What this task involves: Once every line containing "plot" has been counted, report the total for the data and nothing else.

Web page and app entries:
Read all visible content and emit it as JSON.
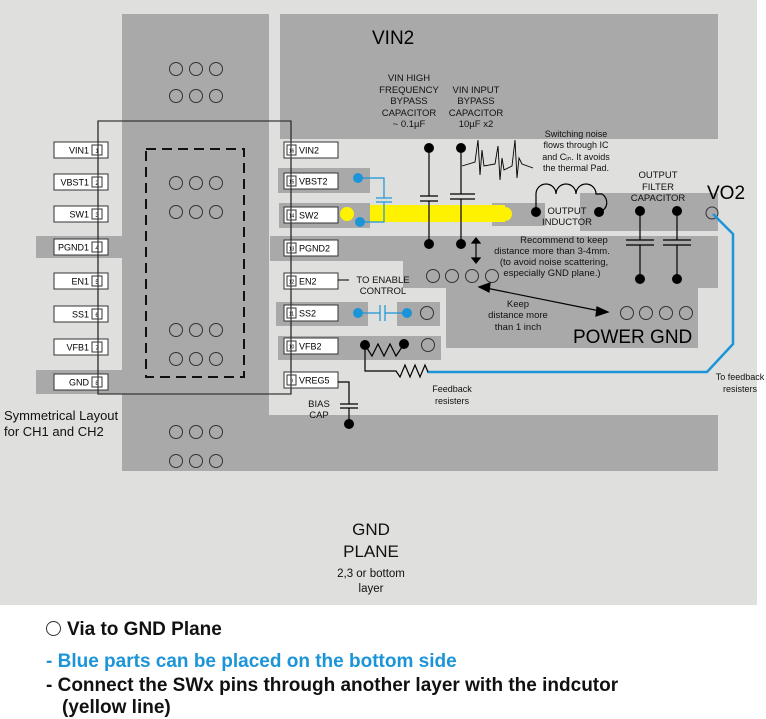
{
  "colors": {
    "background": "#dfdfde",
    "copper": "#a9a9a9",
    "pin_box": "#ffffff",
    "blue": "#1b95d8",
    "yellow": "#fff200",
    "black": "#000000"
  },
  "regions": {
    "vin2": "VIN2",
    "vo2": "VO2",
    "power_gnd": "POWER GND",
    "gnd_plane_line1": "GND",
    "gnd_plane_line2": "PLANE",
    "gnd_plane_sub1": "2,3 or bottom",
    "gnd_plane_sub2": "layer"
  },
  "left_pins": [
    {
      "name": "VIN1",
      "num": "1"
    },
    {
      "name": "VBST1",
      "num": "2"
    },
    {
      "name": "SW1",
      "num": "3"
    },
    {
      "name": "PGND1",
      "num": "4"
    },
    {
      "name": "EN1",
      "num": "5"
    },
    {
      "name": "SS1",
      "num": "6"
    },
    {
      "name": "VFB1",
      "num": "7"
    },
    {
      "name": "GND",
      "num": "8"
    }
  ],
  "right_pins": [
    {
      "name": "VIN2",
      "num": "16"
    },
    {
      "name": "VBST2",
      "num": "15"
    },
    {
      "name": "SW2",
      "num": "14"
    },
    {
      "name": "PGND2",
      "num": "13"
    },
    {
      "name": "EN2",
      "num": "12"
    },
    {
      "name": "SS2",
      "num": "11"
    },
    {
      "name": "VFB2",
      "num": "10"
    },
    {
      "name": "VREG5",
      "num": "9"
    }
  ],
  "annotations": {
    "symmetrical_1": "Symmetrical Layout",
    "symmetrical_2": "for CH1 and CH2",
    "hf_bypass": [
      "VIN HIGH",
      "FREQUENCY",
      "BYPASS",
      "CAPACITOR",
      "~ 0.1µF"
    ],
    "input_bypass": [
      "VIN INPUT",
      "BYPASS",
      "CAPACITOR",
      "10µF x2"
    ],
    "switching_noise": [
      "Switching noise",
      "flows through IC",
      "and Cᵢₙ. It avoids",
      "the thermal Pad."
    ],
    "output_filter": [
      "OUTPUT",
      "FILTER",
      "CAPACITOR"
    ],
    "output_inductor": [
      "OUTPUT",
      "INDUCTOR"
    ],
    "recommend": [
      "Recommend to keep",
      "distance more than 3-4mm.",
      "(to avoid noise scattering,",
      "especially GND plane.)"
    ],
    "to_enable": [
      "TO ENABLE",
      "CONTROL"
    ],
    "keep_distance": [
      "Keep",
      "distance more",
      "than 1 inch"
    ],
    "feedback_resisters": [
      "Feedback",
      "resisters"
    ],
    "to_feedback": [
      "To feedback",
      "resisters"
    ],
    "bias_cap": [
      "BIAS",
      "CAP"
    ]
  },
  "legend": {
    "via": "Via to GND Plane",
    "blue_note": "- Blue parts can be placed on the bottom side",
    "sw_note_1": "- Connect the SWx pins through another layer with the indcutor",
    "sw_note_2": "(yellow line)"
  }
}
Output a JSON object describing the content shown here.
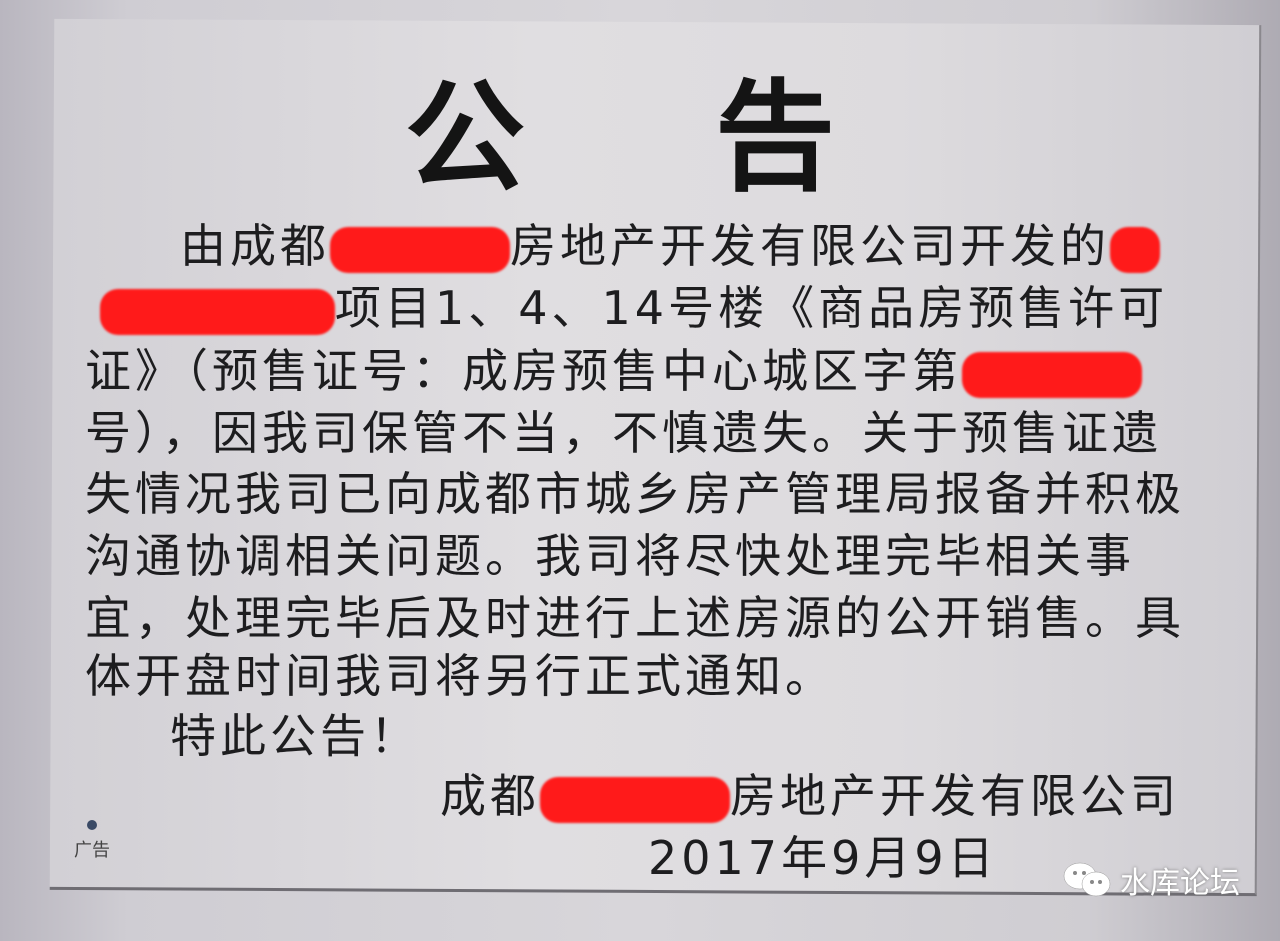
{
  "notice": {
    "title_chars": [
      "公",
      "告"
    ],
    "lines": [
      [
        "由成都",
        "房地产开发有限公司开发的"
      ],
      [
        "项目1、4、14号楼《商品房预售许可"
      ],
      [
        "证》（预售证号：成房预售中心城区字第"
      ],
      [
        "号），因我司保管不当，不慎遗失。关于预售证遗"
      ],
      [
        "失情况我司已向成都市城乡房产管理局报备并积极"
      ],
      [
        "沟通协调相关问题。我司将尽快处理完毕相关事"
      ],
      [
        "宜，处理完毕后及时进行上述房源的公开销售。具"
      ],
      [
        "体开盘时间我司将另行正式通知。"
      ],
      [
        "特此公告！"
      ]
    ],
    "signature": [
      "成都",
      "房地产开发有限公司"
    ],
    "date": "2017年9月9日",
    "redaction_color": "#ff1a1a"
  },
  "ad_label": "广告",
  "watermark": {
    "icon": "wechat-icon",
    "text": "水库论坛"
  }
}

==

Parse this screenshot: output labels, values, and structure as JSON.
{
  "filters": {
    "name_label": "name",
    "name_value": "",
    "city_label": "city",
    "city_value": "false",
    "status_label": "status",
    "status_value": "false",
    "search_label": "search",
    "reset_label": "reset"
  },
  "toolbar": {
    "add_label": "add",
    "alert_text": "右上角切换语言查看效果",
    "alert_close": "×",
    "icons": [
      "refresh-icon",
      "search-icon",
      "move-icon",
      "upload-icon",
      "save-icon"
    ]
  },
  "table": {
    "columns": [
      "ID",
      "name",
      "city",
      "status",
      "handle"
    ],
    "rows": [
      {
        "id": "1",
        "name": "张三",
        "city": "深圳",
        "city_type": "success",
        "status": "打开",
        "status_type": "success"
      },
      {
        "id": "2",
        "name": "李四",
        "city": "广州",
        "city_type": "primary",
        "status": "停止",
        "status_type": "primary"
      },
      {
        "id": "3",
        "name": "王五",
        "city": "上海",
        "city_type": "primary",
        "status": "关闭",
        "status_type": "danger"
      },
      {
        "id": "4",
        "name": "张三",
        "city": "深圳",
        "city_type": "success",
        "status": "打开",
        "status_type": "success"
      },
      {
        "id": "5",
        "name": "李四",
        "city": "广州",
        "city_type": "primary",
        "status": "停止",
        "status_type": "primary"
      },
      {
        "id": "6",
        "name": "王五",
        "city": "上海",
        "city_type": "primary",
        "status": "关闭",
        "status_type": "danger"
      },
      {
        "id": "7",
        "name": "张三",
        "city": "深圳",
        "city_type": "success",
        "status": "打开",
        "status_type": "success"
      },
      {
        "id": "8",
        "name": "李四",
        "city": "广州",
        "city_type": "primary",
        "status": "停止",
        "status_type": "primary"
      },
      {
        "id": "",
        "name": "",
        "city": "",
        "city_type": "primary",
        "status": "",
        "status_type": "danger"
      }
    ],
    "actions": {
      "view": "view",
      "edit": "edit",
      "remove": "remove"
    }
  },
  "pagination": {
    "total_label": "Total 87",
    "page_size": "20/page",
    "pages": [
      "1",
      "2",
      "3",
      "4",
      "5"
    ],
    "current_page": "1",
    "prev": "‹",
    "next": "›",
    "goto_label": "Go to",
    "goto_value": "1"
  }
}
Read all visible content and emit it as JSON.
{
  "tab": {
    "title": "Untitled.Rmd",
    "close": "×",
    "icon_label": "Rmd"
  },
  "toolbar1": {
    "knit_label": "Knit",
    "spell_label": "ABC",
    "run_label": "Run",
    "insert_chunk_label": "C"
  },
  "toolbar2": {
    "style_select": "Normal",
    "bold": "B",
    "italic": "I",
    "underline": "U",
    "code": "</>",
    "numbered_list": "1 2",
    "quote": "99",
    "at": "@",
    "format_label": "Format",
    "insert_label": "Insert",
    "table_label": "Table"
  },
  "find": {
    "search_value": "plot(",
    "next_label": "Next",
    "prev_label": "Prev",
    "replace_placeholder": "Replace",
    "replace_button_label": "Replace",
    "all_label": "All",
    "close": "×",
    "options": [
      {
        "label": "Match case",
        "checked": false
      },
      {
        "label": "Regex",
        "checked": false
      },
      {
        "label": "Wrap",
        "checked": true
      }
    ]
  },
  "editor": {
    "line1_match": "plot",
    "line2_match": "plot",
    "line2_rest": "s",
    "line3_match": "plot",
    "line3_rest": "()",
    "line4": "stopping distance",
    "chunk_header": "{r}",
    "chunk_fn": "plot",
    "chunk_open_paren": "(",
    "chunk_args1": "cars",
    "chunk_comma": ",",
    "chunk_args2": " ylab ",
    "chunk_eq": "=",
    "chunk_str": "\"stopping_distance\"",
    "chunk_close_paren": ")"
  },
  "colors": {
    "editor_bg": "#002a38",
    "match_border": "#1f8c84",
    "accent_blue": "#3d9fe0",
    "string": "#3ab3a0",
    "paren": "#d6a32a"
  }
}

Result for this exercise: 5